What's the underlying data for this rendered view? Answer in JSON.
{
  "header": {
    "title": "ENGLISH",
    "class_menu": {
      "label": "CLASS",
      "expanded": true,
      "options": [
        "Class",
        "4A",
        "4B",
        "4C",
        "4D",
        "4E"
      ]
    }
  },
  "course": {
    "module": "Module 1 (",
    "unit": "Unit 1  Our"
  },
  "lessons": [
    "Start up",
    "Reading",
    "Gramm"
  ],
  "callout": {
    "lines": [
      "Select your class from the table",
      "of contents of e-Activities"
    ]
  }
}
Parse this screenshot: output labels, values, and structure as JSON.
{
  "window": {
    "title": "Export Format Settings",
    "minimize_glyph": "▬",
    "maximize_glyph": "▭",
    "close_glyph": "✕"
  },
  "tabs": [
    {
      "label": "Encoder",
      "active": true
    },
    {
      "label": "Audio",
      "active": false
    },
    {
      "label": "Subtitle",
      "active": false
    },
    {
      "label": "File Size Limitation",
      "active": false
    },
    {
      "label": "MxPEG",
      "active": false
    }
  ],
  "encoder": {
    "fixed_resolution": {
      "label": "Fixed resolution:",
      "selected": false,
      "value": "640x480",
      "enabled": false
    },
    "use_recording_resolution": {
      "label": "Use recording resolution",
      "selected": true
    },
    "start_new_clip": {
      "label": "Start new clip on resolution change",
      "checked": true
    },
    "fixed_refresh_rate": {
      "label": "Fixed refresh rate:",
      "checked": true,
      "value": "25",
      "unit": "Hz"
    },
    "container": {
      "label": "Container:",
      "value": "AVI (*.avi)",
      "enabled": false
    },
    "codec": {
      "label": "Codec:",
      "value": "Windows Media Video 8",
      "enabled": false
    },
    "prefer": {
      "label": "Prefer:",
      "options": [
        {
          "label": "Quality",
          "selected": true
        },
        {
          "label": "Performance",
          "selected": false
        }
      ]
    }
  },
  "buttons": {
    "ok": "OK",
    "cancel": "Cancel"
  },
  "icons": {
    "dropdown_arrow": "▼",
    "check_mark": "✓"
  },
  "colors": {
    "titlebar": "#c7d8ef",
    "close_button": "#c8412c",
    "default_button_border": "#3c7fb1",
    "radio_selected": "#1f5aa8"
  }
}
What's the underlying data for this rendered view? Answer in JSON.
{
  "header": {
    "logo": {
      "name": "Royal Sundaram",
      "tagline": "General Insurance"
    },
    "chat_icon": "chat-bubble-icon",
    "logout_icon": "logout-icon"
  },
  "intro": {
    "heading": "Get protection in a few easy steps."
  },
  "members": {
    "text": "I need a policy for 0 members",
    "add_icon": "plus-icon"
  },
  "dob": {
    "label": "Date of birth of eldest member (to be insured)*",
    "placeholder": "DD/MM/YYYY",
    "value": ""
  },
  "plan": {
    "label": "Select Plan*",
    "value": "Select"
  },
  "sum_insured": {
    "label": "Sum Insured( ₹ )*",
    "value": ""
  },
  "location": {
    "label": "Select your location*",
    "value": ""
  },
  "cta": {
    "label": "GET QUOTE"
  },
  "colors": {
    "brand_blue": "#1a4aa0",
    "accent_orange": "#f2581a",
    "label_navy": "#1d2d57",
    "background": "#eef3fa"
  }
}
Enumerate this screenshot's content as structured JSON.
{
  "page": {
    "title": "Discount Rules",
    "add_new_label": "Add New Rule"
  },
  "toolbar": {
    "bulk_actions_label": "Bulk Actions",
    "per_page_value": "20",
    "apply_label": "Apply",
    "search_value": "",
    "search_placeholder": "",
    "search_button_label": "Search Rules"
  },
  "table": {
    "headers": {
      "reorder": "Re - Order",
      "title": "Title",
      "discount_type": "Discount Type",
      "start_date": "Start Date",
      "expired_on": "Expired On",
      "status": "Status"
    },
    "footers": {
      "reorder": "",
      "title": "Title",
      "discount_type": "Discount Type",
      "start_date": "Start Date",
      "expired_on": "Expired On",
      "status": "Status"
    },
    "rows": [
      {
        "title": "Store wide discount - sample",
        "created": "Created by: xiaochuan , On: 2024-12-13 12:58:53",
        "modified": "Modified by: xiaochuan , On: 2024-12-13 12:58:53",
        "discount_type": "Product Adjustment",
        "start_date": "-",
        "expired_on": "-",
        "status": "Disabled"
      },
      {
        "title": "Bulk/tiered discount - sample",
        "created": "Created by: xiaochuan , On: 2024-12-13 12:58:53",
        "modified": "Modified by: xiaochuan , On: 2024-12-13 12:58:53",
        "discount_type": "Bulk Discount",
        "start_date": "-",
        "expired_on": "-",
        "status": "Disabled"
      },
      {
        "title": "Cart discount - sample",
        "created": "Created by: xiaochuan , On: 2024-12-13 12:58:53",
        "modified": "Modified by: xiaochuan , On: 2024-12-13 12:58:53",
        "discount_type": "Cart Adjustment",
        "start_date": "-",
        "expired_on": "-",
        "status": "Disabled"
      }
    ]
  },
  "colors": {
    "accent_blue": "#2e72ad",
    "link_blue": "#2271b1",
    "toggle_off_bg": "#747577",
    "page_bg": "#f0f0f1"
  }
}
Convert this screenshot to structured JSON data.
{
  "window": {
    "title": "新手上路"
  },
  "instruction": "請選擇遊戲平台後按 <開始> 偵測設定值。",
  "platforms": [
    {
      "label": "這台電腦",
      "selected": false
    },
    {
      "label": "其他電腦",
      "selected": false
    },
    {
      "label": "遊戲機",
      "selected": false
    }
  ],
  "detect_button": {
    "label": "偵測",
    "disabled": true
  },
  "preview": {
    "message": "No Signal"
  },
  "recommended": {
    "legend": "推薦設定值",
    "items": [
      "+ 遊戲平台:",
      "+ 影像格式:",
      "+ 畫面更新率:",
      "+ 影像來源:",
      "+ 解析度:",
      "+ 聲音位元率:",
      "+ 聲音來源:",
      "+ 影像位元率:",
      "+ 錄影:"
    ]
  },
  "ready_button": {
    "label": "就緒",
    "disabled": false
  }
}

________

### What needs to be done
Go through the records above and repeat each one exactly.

### Result below
What's the underlying data for this rendered view? Answer in JSON.
{
  "header": {
    "title": "ENGLISH",
    "class_menu": {
      "label": "CLASS",
      "expanded": true,
      "options": [
        "Class",
        "4A",
        "4B",
        "4C",
        "4D",
        "4E"
      ]
    }
  },
  "course": {
    "module": "Module 1 (",
    "unit": "Unit 1  Our"
  },
  "lessons": [
    "Start up",
    "Reading",
    "Gramm"
  ],
  "callout": {
    "lines": [
      "Select your class from the table",
      "of contents of e-Activities"
    ]
  }
}
Parse this screenshot: output labels, values, and structure as JSON.
{
  "window": {
    "title": "Export Format Settings",
    "minimize_glyph": "▬",
    "maximize_glyph": "▭",
    "close_glyph": "✕"
  },
  "tabs": [
    {
      "label": "Encoder",
      "active": true
    },
    {
      "label": "Audio",
      "active": false
    },
    {
      "label": "Subtitle",
      "active": false
    },
    {
      "label": "File Size Limitation",
      "active": false
    },
    {
      "label": "MxPEG",
      "active": false
    }
  ],
  "encoder": {
    "fixed_resolution": {
      "label": "Fixed resolution:",
      "selected": false,
      "value": "640x480",
      "enabled": false
    },
    "use_recording_resolution": {
      "label": "Use recording resolution",
      "selected": true
    },
    "start_new_clip": {
      "label": "Start new clip on resolution change",
      "checked": true
    },
    "fixed_refresh_rate": {
      "label": "Fixed refresh rate:",
      "checked": true,
      "value": "25",
      "unit": "Hz"
    },
    "container": {
      "label": "Container:",
      "value": "AVI (*.avi)",
      "enabled": false
    },
    "codec": {
      "label": "Codec:",
      "value": "Windows Media Video 8",
      "enabled": false
    },
    "prefer": {
      "label": "Prefer:",
      "options": [
        {
          "label": "Quality",
          "selected": true
        },
        {
          "label": "Performance",
          "selected": false
        }
      ]
    }
  },
  "buttons": {
    "ok": "OK",
    "cancel": "Cancel"
  },
  "icons": {
    "dropdown_arrow": "▼",
    "check_mark": "✓"
  },
  "colors": {
    "titlebar": "#c7d8ef",
    "close_button": "#c8412c",
    "default_button_border": "#3c7fb1",
    "radio_selected": "#1f5aa8"
  }
}
What's the underlying data for this rendered view? Answer in JSON.
{
  "header": {
    "logo": {
      "name": "Royal Sundaram",
      "tagline": "General Insurance"
    },
    "chat_icon": "chat-bubble-icon",
    "logout_icon": "logout-icon"
  },
  "intro": {
    "heading": "Get protection in a few easy steps."
  },
  "members": {
    "text": "I need a policy for 0 members",
    "add_icon": "plus-icon"
  },
  "dob": {
    "label": "Date of birth of eldest member (to be insured)*",
    "placeholder": "DD/MM/YYYY",
    "value": ""
  },
  "plan": {
    "label": "Select Plan*",
    "value": "Select"
  },
  "sum_insured": {
    "label": "Sum Insured( ₹ )*",
    "value": ""
  },
  "location": {
    "label": "Select your location*",
    "value": ""
  },
  "cta": {
    "label": "GET QUOTE"
  },
  "colors": {
    "brand_blue": "#1a4aa0",
    "accent_orange": "#f2581a",
    "label_navy": "#1d2d57",
    "background": "#eef3fa"
  }
}
Enumerate this screenshot's content as structured JSON.
{
  "page": {
    "title": "Discount Rules",
    "add_new_label": "Add New Rule"
  },
  "toolbar": {
    "bulk_actions_label": "Bulk Actions",
    "per_page_value": "20",
    "apply_label": "Apply",
    "search_value": "",
    "search_placeholder": "",
    "search_button_label": "Search Rules"
  },
  "table": {
    "headers": {
      "reorder": "Re - Order",
      "title": "Title",
      "discount_type": "Discount Type",
      "start_date": "Start Date",
      "expired_on": "Expired On",
      "status": "Status"
    },
    "footers": {
      "reorder": "",
      "title": "Title",
      "discount_type": "Discount Type",
      "start_date": "Start Date",
      "expired_on": "Expired On",
      "status": "Status"
    },
    "rows": [
      {
        "title": "Store wide discount - sample",
        "created": "Created by: xiaochuan , On: 2024-12-13 12:58:53",
        "modified": "Modified by: xiaochuan , On: 2024-12-13 12:58:53",
        "discount_type": "Product Adjustment",
        "start_date": "-",
        "expired_on": "-",
        "status": "Disabled"
      },
      {
        "title": "Bulk/tiered discount - sample",
        "created": "Created by: xiaochuan , On: 2024-12-13 12:58:53",
        "modified": "Modified by: xiaochuan , On: 2024-12-13 12:58:53",
        "discount_type": "Bulk Discount",
        "start_date": "-",
        "expired_on": "-",
        "status": "Disabled"
      },
      {
        "title": "Cart discount - sample",
        "created": "Created by: xiaochuan , On: 2024-12-13 12:58:53",
        "modified": "Modified by: xiaochuan , On: 2024-12-13 12:58:53",
        "discount_type": "Cart Adjustment",
        "start_date": "-",
        "expired_on": "-",
        "status": "Disabled"
      }
    ]
  },
  "colors": {
    "accent_blue": "#2e72ad",
    "link_blue": "#2271b1",
    "toggle_off_bg": "#747577",
    "page_bg": "#f0f0f1"
  }
}
Convert this screenshot to structured JSON data.
{
  "window": {
    "title": "新手上路"
  },
  "instruction": "請選擇遊戲平台後按 <開始> 偵測設定值。",
  "platforms": [
    {
      "label": "這台電腦",
      "selected": false
    },
    {
      "label": "其他電腦",
      "selected": false
    },
    {
      "label": "遊戲機",
      "selected": false
    }
  ],
  "detect_button": {
    "label": "偵測",
    "disabled": true
  },
  "preview": {
    "message": "No Signal"
  },
  "recommended": {
    "legend": "推薦設定值",
    "items": [
      "+ 遊戲平台:",
      "+ 影像格式:",
      "+ 畫面更新率:",
      "+ 影像來源:",
      "+ 解析度:",
      "+ 聲音位元率:",
      "+ 聲音來源:",
      "+ 影像位元率:",
      "+ 錄影:"
    ]
  },
  "ready_button": {
    "label": "就緒",
    "disabled": false
  }
}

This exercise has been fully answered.